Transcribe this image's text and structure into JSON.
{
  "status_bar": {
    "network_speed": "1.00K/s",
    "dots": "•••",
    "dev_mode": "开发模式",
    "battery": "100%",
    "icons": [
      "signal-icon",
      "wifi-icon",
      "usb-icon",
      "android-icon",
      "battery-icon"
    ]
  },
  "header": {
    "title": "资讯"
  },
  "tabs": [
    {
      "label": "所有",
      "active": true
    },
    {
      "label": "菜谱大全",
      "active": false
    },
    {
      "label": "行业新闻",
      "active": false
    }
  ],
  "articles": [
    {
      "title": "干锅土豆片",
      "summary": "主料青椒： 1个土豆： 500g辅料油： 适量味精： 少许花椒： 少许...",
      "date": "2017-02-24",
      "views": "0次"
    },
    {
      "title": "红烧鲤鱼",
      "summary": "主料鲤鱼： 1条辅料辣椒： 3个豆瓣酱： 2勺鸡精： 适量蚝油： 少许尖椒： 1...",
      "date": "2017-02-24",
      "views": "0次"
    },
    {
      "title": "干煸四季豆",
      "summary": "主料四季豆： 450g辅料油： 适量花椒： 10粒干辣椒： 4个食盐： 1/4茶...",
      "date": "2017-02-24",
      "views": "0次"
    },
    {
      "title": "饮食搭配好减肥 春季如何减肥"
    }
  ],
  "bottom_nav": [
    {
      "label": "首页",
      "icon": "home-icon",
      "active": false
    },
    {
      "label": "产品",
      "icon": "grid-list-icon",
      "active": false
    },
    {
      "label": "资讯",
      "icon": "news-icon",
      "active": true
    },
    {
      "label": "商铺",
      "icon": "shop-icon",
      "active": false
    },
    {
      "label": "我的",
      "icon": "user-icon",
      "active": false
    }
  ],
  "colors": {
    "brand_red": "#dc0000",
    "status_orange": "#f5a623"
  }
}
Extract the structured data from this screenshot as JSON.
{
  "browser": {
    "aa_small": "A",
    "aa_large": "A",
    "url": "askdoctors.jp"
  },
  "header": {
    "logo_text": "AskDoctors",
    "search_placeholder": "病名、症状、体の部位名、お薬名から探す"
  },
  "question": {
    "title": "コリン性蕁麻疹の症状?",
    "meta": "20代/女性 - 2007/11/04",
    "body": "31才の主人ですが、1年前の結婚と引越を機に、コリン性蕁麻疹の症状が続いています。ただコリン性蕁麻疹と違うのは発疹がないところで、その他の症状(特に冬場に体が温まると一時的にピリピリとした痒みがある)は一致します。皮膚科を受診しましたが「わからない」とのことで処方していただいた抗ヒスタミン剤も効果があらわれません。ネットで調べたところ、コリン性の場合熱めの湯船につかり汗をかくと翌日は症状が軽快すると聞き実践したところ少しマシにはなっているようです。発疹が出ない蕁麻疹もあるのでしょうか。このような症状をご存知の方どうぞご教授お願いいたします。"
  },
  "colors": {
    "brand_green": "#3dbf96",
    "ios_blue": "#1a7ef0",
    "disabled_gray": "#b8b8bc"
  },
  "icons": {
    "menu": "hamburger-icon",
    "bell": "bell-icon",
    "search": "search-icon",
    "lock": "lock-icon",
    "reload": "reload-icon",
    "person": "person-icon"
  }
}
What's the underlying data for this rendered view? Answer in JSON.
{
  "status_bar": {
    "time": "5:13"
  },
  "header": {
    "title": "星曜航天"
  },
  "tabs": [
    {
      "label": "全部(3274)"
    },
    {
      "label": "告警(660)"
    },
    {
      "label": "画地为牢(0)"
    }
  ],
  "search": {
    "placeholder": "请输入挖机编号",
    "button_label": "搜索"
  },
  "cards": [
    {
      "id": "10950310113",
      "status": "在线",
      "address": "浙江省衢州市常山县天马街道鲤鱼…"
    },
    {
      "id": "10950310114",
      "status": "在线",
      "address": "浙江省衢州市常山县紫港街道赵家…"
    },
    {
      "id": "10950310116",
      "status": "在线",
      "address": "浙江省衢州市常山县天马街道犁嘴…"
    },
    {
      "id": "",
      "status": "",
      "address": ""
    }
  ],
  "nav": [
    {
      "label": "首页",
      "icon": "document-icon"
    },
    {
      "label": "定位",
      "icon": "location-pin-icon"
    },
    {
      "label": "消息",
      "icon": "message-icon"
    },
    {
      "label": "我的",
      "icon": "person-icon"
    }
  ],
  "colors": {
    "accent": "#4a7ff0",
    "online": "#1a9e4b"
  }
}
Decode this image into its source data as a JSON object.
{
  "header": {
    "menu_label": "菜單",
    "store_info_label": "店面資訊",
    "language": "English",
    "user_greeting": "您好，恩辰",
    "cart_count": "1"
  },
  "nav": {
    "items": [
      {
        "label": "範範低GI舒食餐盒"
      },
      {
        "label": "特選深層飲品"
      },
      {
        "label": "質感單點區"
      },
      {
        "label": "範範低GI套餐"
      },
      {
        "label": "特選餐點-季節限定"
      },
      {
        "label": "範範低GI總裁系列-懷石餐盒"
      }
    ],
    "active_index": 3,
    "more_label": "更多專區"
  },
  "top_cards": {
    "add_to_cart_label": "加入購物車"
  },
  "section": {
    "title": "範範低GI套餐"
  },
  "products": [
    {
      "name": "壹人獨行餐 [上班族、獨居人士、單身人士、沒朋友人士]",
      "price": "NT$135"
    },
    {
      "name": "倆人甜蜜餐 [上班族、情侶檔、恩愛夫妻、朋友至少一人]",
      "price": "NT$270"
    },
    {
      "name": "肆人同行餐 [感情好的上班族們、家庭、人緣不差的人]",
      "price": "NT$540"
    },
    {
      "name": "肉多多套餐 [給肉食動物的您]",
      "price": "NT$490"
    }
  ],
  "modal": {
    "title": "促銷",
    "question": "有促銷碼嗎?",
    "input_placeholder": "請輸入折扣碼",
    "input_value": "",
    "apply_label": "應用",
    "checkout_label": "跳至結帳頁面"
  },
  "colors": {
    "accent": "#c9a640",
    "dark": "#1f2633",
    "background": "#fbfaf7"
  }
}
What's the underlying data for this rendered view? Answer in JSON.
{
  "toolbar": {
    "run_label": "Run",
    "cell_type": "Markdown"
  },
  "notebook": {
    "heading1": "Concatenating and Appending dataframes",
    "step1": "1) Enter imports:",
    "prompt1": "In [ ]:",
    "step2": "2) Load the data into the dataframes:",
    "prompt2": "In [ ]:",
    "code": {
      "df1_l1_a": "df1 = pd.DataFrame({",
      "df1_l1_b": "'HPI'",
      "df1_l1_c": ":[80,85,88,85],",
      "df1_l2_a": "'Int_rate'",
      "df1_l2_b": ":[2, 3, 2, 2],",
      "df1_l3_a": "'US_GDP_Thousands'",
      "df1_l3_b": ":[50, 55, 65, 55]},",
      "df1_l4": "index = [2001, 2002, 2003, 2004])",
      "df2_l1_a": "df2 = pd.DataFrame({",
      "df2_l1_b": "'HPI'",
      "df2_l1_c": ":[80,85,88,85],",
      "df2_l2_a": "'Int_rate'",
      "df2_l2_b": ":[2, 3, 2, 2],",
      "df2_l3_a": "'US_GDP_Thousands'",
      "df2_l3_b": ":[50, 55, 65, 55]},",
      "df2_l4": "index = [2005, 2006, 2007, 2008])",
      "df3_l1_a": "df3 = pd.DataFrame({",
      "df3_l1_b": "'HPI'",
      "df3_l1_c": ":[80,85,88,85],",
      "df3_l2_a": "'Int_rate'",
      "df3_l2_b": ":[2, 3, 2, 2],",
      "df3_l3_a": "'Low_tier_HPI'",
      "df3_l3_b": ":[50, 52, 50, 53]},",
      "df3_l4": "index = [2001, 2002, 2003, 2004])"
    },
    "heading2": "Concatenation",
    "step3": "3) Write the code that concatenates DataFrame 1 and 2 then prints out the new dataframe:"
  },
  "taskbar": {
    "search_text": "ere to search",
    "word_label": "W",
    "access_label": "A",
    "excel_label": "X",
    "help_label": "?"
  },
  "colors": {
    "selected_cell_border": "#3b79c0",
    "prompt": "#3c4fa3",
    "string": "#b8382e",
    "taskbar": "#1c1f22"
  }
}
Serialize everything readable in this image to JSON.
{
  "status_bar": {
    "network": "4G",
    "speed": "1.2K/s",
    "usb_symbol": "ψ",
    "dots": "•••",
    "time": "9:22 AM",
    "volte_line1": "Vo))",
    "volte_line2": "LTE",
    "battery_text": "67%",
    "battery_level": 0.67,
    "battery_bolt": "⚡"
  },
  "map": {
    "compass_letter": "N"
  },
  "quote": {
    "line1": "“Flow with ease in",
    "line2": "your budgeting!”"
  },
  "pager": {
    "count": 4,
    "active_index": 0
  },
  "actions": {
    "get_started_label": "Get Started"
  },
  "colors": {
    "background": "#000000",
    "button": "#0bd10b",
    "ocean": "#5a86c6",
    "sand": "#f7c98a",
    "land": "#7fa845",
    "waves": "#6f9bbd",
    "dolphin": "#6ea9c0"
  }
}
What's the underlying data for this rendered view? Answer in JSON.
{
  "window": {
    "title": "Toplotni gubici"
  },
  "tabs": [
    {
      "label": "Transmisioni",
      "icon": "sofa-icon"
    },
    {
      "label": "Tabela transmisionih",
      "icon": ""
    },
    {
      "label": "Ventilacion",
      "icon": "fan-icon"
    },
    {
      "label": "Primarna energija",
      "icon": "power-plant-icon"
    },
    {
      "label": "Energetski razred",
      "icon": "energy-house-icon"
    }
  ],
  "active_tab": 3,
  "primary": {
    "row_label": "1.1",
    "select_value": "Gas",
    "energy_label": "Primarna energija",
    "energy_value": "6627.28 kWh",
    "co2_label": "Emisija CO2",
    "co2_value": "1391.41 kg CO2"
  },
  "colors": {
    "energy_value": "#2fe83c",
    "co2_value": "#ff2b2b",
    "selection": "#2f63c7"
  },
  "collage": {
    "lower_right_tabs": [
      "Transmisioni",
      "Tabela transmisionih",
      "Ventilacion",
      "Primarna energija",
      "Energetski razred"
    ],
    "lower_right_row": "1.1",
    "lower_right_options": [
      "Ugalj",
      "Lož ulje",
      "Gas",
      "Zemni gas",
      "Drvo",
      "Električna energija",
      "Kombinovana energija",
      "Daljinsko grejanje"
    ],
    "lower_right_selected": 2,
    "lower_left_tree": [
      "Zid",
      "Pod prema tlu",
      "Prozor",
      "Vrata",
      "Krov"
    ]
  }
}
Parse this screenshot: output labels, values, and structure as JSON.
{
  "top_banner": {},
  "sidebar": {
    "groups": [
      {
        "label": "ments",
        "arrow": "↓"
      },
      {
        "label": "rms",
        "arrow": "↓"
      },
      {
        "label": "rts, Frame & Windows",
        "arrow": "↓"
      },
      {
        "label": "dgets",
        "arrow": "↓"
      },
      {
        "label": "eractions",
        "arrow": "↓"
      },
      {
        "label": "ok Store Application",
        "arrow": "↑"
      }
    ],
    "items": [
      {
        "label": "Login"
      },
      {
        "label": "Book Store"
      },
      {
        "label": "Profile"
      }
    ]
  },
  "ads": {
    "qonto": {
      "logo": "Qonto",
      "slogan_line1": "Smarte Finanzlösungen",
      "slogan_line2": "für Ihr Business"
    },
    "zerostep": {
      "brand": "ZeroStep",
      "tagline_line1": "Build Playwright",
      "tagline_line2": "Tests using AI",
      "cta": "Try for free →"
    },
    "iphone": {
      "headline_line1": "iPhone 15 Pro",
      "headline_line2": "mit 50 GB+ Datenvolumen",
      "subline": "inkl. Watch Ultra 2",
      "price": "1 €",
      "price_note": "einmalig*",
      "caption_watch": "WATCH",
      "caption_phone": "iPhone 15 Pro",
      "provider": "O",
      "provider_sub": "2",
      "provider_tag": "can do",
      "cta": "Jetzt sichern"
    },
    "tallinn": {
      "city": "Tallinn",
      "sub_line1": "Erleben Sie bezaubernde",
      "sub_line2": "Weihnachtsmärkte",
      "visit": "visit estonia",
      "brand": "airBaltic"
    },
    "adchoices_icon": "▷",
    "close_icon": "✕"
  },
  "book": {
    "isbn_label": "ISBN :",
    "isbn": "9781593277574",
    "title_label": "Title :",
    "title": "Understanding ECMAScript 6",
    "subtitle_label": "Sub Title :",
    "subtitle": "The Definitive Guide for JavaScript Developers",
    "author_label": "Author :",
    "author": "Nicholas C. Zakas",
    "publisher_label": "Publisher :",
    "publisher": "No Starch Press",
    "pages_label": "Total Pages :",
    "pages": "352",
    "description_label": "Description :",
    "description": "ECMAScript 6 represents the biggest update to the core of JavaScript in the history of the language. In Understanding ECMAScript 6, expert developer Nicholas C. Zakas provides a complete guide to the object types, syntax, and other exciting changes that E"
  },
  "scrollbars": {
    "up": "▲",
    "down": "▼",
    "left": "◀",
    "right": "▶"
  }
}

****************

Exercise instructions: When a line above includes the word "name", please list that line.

Expected answer:
      "name": "壹人獨行餐 [上班族、獨居人士、單身人士、沒朋友人士]",
      "name": "倆人甜蜜餐 [上班族、情侶檔、恩愛夫妻、朋友至少一人]",
      "name": "肆人同行餐 [感情好的上班族們、家庭、人緣不差的人]",
      "name": "肉多多套餐 [給肉食動物的您]",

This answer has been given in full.